There is constant activity in the vagus nerve which we term ‘Vagal Tone’. So, for example, when the heart rate needs to slow down our vagal tone increases to enable this. When our gut needs to process a meal, again, vagal tone increases to facilitate digestion. Conversely, when our heart rate needs to speed up or our gut function can idle, the vagal tone decreases. This happens during the acute stress response (‘fight/ flight’) to produce the necessary physiological changes required for dealing with the situation. All perfectly healthy and normal. However, if the stressor persists (or is perceived to still be there) the stress response becomes chronic and inappropriate which is characterised by a sustained low vagal tone. This, in turn, can lead to problems such as heart beat irregularities (‘palpitations’, racing heart rate), gut disorders (IBS, acid reflux, ulcers), and inflammation.

So, one of the best ways of monitoring how stressed we are would be to measure vagal tone. But how do we do this? With the development of wearable technology and applications on devices such as the smartphone, we can now do this accurately and non-invasively. The metric used is something called ‘Heart Rate Variability’, or HRV for short, and there are several apps that can measure this. A high HRV means high vagal tone which is desirable over the long term. Individuals with low HRV (low vagal tone) over time are vulnerable to the dysfunctions associated with chronic stress (dis-stress). For example, a low vagal tone is associated with chronic inflammatory changes, including the release of chemicals called cytokines, which are fundamental to diseases such as the rheumatic conditions and atheroma as well as psychological conditions such as depression and hyper-anxiety. Recent research has shown that stimulating the vagus nerve actually secretes anti-inflammatory factors (‘Vagus nerve stimulation inhibits cytokine production and attenuates disease severity in rheumatoid arthritis’ by Koopman et al in PNAS, July 2016) and this has exciting implications for interventions in these disease processes, for example with surgically implanted vagus nerve stimulators (VNS).

Another feature of vagal tone is its role in the so-called ‘Gut-Brain’ relationship. The vagus nerve not only communicates the status of our gut to the nervous system and vice-versa but also integrates information about what is going on in the immune, endocrine, and nervous systems. We know that the ecology of the gut has profound effects on overall body physiology and the mechanisms for this are being elucidated. One of the key developments in our understanding of our relationship with gut flora has been the discovery of communicating factors produced by the commensal microbes (microbiomes) in our gut. The vagus nerve responds to these and, in turn, can transmit information to and from the gut/ brain. Those ‘gut feelings’ really are profound! A new book by Dr. Emeran Mayer, professor of medicine and psychiatry at UCLA, called ‘The Mind Gut Connection’ explores this new science of ‘Psychobiotics’.

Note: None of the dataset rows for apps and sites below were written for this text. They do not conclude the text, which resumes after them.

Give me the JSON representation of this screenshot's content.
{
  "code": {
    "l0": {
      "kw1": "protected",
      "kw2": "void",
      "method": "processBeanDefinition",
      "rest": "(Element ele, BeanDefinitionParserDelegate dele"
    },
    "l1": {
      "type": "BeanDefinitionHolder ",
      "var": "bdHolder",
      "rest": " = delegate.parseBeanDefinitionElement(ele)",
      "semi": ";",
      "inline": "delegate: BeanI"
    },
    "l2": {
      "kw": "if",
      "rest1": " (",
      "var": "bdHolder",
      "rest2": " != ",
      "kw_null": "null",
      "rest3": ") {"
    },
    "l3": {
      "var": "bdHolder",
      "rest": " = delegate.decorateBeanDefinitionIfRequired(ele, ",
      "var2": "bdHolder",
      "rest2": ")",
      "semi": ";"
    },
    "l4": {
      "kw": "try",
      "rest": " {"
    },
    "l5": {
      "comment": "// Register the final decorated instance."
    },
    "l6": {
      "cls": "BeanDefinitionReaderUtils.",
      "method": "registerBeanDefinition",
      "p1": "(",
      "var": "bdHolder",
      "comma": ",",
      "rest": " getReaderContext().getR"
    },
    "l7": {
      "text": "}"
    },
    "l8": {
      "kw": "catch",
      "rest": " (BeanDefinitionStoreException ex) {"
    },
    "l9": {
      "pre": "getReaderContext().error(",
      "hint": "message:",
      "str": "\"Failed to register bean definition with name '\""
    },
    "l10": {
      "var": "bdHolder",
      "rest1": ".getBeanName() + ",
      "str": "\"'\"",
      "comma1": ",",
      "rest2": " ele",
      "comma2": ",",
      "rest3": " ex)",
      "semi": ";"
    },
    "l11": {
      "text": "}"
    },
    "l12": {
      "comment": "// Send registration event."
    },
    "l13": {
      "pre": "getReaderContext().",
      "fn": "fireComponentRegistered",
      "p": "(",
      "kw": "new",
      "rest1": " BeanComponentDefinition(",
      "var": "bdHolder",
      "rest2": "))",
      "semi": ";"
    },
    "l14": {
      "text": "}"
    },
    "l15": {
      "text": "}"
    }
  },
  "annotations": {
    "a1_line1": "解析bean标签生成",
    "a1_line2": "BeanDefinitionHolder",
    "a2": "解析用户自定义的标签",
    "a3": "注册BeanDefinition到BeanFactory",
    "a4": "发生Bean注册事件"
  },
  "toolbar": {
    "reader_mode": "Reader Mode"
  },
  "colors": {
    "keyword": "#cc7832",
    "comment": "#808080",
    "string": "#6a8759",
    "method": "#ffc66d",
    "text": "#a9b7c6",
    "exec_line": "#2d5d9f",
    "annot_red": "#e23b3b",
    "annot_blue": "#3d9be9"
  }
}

Can we influence this without impacting a vagal stimulator or applying a Vulcan nerve pinch?


Yes, we can, and it’s not especially difficult. Vagal nerve stimulation occurs when we take a few deep breaths and breathe out slowly and forcefully to exercise the diaphragm. It also gets stimulated when we hum or speak due to the resonant frequencies (a reason, perhaps, for the efficacy of the ‘OM’ chant or singing and chanting in religious ceremonies). Splashing cold water on the face is another way of triggering a parasympathetic (vagal) response and may be linked to the so-called mammalian dive reflex. Loving-kindness meditation has been shown to induce higher vagal tone (‘How Positive Emotions Build Physical Health: Perceived Positive Social Connections Account for the Upward Spiral Between Positive Emotions and Vagal Tone’, Fredrickson and Kok 2010). Also, given the importance of the reciprocal gut/ brain connection, maintaining a healthy gut ecology is vital for good parasympathetic/ sympathetic balance.

At Calmer Clinics we are proud to have a range of clinical approaches that can address these issues, helping to restore a healthy vagal tone.